Before the Great Recession, the need for rebalancing the global economy was on many minds – now that we no longer feel on the precipice of disaster, this fundamental question must be confronted again. The West will need to start saving more, and emerging economies will have to transition towards growth that is driven by domestic demand rather than exports. However, the picture has changed since the Great Recession in a profoundly important way, illustrated by how we are seeing the prices of asset classes moving much more in tandem than ever before.
This reflects the perception that there is no safe haven anywhere in today’s global economy, as we increasingly come to terms with the extent of interdependence among the world’s large economies. There is no longer any escaping from the fact that a crisis in one geographical area – as we saw with the bursting of the US real estate bubble – can have profound knock-on effects all over the globe. For example, China would have much to fear from the fallout if the eurozone were to disintegrate, given that Europe is its largest export market.
Although the feeling of immediate danger has passed, we do not yet see a quick path to growth. Interdependence means that one engine of growth can lift all boats; but somebody, somewhere is going to have to start taking risks. If nobody does, the danger is that the paradox of thrift kicks in – everyone in the global economy cautiously prioritizes saving, which creates a self-fulfilling vicious circle of low demand and depressed confidence.

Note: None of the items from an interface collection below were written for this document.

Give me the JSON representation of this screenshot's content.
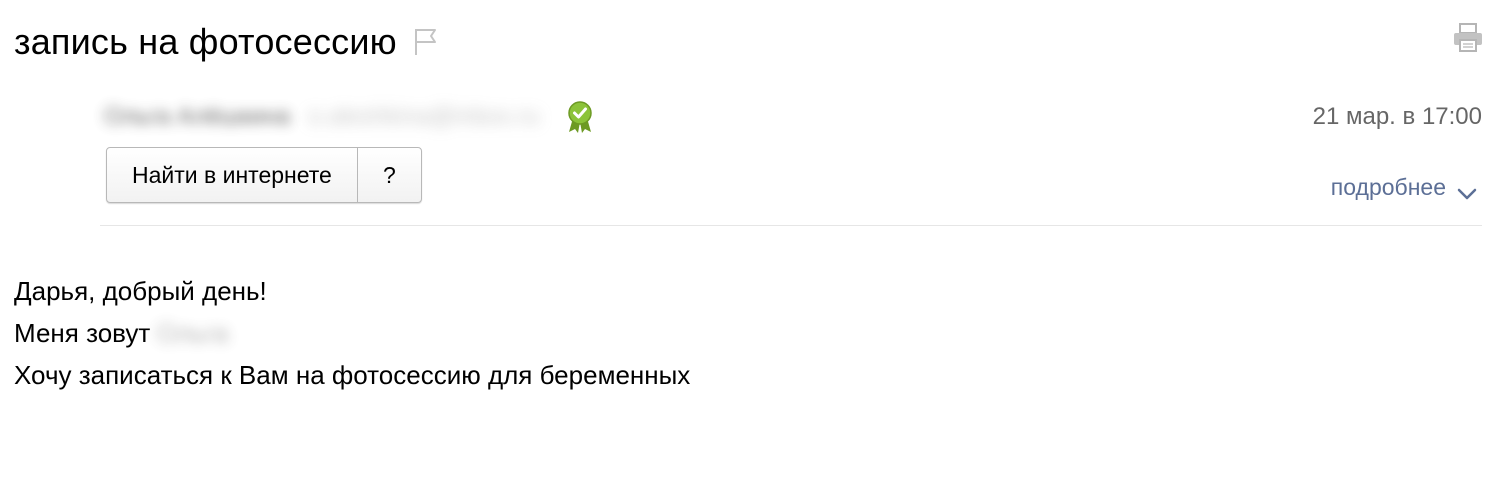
{
  "message": {
    "subject": "запись на фотосессию",
    "date": "21 мар. в 17:00",
    "more_label": "подробнее"
  },
  "sender": {
    "name": "Ольга Алёшкина",
    "email": "o.aleshkina@inbox.ru",
    "verified_icon": "verified-ribbon-icon"
  },
  "actions": {
    "search_web_label": "Найти в интернете",
    "help_label": "?"
  },
  "body": {
    "line1": "Дарья, добрый день!",
    "line2_prefix": "Меня зовут",
    "line2_name": "Ольга",
    "line3": "Хочу записаться к Вам на фотосессию для беременных"
  },
  "colors": {
    "link": "#5c6f96",
    "date": "#666666",
    "verified_green": "#7fae2a",
    "icon_gray": "#bdbdbd"
  }
}
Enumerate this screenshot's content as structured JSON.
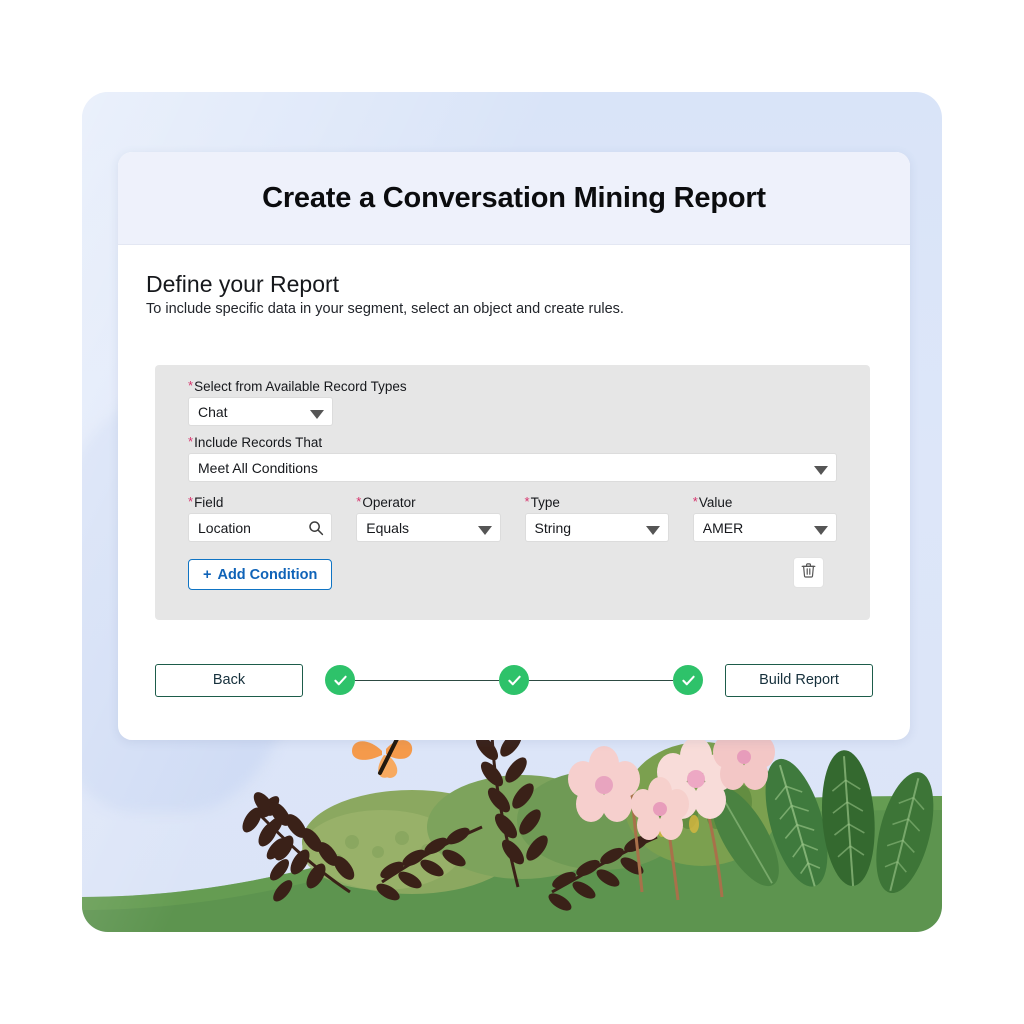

On a more positive note, the realization of interdependence can spur determination to work together. While there is much political uncertainty, given the upcoming transition of power in China and elections in the US, there is nonetheless cause for cautious optimism that policy-makers are increasingly realizing the dangers of nationalism and protectionism. We must recognize that there is self-interest in offering support to other economies in making the structural transitions they need. And structural transitions – such as tackling the competitiveness gap between northern and southern eurozone countries – are greatly more difficult than cyclical ones.
In what kind of position will China be in the world in the future? This depends largely on how well China is able to handle its own structural transition, one which now seems to become urgent. The latest edition of the World Economic Forum’s Global Competitiveness Report sees a decline in the rankings for China, from 26th to 29th in the Global Competitiveness Index, the first time since 2005 that China has not improved its position year-on-year.
The last few years have seen China successfully keep its engine of growth running despite the Great Recession, by continuing to boost demand through investment. However, recently, fears have come to the fore that there has been too much investment, creating excess capacity in real estate and infrastructure. You can only grow an economy through investment for so long. Sooner or later, you need to shift the balance to a greater emphasis on consumption. The rest of world is looking closely at political changes, consumer sentiment and investment directions in China, hoping for signs of a smooth transition from investment mode to consumption mode.
The critical factor to enhanced competitiveness is to realize that natural resources and capital investment confer only a temporary advantage in competitiveness, and an unpredictable one. We can see this unpredictability with the shale oil revolution in the US, which has led to the US becoming surprisingly competitive again in the manufacturing sector – something which lower-cost, export-oriented countries did not expect to see.
We can assume that in the future world, capital and resources will flow even more easily across borders than before. Countries therefore need to look at sources of competitiveness which cannot flow so easily abroad, and top of the list is a culture of entrepreneurship. Real global competition in the future economy will be based on talent and innovation. You must equip workers with the skills they need to find employment, and give entrepreneurs the space they need to take risks which can create the jobs for people to fill.
What this means for China is a need to look at education, employment and entrepreneurship much more holistically. The Global Competitiveness Report findings specifically noted a relatively low score for the variable asking the business community about their perception of how well the educational system in the country meets the needs of a competitive economy. China ranks 57th out of 144 economies, with a score of 3.94 on 1 to 7 scale. If it can address this disconnect while simultaneously nurturing entrepreneurship, creating an ecosystem in which SMEs and the state play mutually supportive roles, it can create a self-reinforcing circle of competitiveness.
Lee Howell is Managing Director, and Head of the Risk Response Network at the World Economic Forum
This article has been published in the HBRC September issue. It is available here.
Photo: A mother prepares her daughter for her college graduation ceremony at Fudan University in Shanghai. REUTERS/Carlos Barria